Oh, and I can also lay claim to being the product of past rapes. There’s a reason, you know, why Judaism is passed through the maternal line. It wasn’t because Jewish wives were routinely cheating with non-Jewish men. It was because rape was an ordinary fact of life for Jews, wherever they lived. The way to keep Judaism alive was to say that, whether the father was a Jew, a Cossack, a Nazi, or anybody else, that child was an innocent and valued life, and it would be raised within the Jewish tradition.

I think that rule explains why I have Native American blood in me. I’m pretty sure that my female Jewish forebearers from Russia were raped by Russian men who came from regions that had back and forth traffic over the Bering Land Bridge that once connected Siberia to North America. In other words, because I’m Jewish, I apparently have more Native American blood than Elizabeth Warren. Now that’s funny.

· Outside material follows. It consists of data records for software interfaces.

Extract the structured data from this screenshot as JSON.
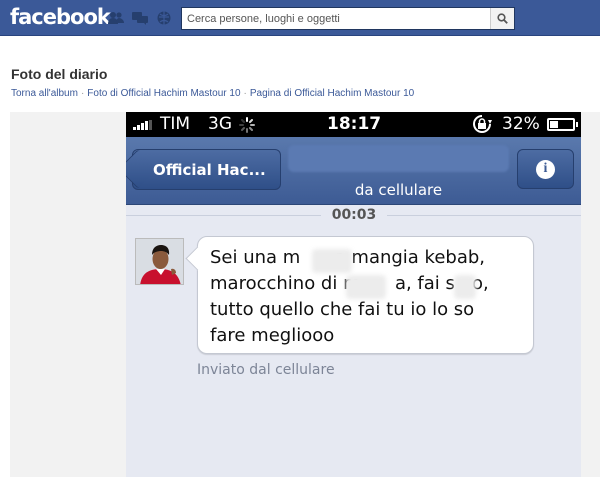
{
  "facebook": {
    "logo": "facebook",
    "search_placeholder": "Cerca persone, luoghi e oggetti",
    "brand_color": "#3b5998",
    "icons": [
      "friend-requests-icon",
      "messages-icon",
      "notifications-icon",
      "search-icon"
    ]
  },
  "page": {
    "title": "Foto del diario",
    "breadcrumb": {
      "back": "Torna all'album",
      "photos_of": "Foto di Official Hachim Mastour 10",
      "page_of": "Pagina di Official Hachim Mastour 10"
    }
  },
  "photo": {
    "status_bar": {
      "carrier": "TIM",
      "network": "3G",
      "time": "18:17",
      "battery": "32%"
    },
    "nav": {
      "back_label": "Official Hac...",
      "subtitle": "da cellulare",
      "accent_color": "#3d5b94"
    },
    "conversation": {
      "timestamp": "00:03",
      "message_lines": [
        "Sei una m      a mangia kebab,",
        "marocchino di m      a, fai s   o,",
        "tutto quello che fai tu io lo so",
        "fare megliooo"
      ],
      "sent_via": "Inviato dal cellulare"
    }
  }
}
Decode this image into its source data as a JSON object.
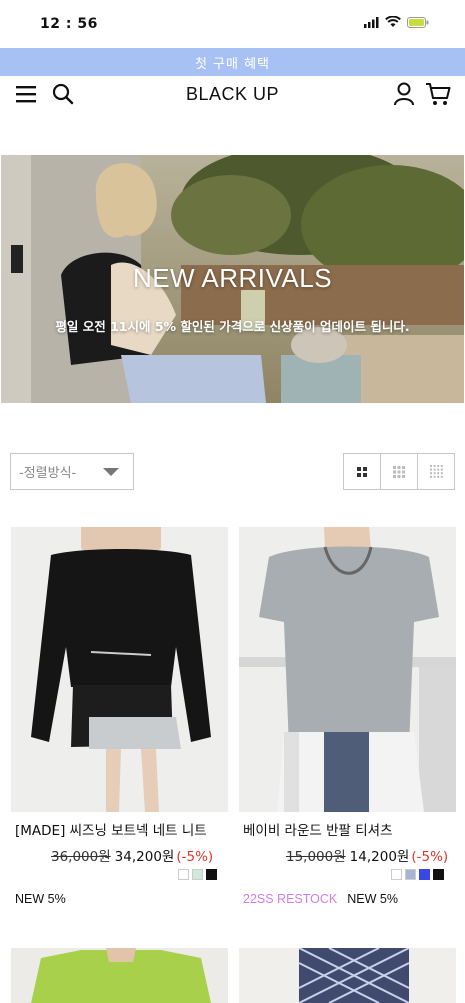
{
  "status": {
    "time": "12 : 56"
  },
  "promo": {
    "text": "첫 구매 혜택"
  },
  "header": {
    "logo": "BLACK UP"
  },
  "hero": {
    "title": "NEW ARRIVALS",
    "subtitle": "평일 오전 11시에  5% 할인된 가격으로 신상품이 업데이트 됩니다."
  },
  "sort": {
    "label": "-정렬방식-"
  },
  "colors": {
    "accent": "#a8c1f4",
    "discount": "#e0362c",
    "restock": "#d07ee8"
  },
  "products": [
    {
      "name": "[MADE] 씨즈닝 보트넥 네트 니트",
      "price_old": "36,000원",
      "price_new": "34,200원",
      "discount": "(-5%)",
      "swatches": [
        "#ffffff",
        "#cfe9dc",
        "#111111"
      ],
      "badges": [
        "NEW 5%"
      ]
    },
    {
      "name": "베이비 라운드 반팔 티셔츠",
      "price_old": "15,000원",
      "price_new": "14,200원",
      "discount": "(-5%)",
      "swatches": [
        "#ffffff",
        "#a9b3d4",
        "#3a49e6",
        "#111111"
      ],
      "badges": [
        "22SS RESTOCK",
        "NEW 5%"
      ]
    }
  ]
}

America’s Blacks need to stop claiming that they’re victims because of things that happened decades and even centuries ago. Or, if they’re going to play that game, they also should start pointing fingers at the African tribes that first enslaved their ancestors and marched them to the Muslim slave traders who sold them to the Europeans. When it comes to slavery, there’s a lot of guilt to go around.

People have come to America from the world’s worst hell holes. Those who abandoned victimhood and embraced certain universal values thrived: Work hard, stay married, bully your American kids into doing well in school, save money, stay out of trouble. It won’t work for everybody — there’s bad luck out there — but it works for almost everybody.

And here’s one other suggestion for Blacks who feel like perpetual victims. If you get pulled over for “driving while Black,” instead of talking about “systemic racism,” and blaming Whites and police, why don’t you blame the many Blacks who have stupidly embraced as their own the worst type of Southern White culture and committed the behaviors that lead today’s cops to view Blacks with suspicion? Subject to a small number of exceptions, these cops are not Bull Connor. They’re just people who recognize patterns. Blacks need to work within their own communities to end those exceptions.

And now my rant is done — and it’s not racist because I’m giving Williams and other Blacks the respect due to anyone whom I see destroying his or her life with bad ideas. That is, I’m speaking the truth and offering useful advice from one who, in many ways, grew up a lot closer to slavery than Williams and others did. (And by the way, all people who escaped from a Communist country and those people’s children can lay claim to the same “slavery” victimhood talk too.)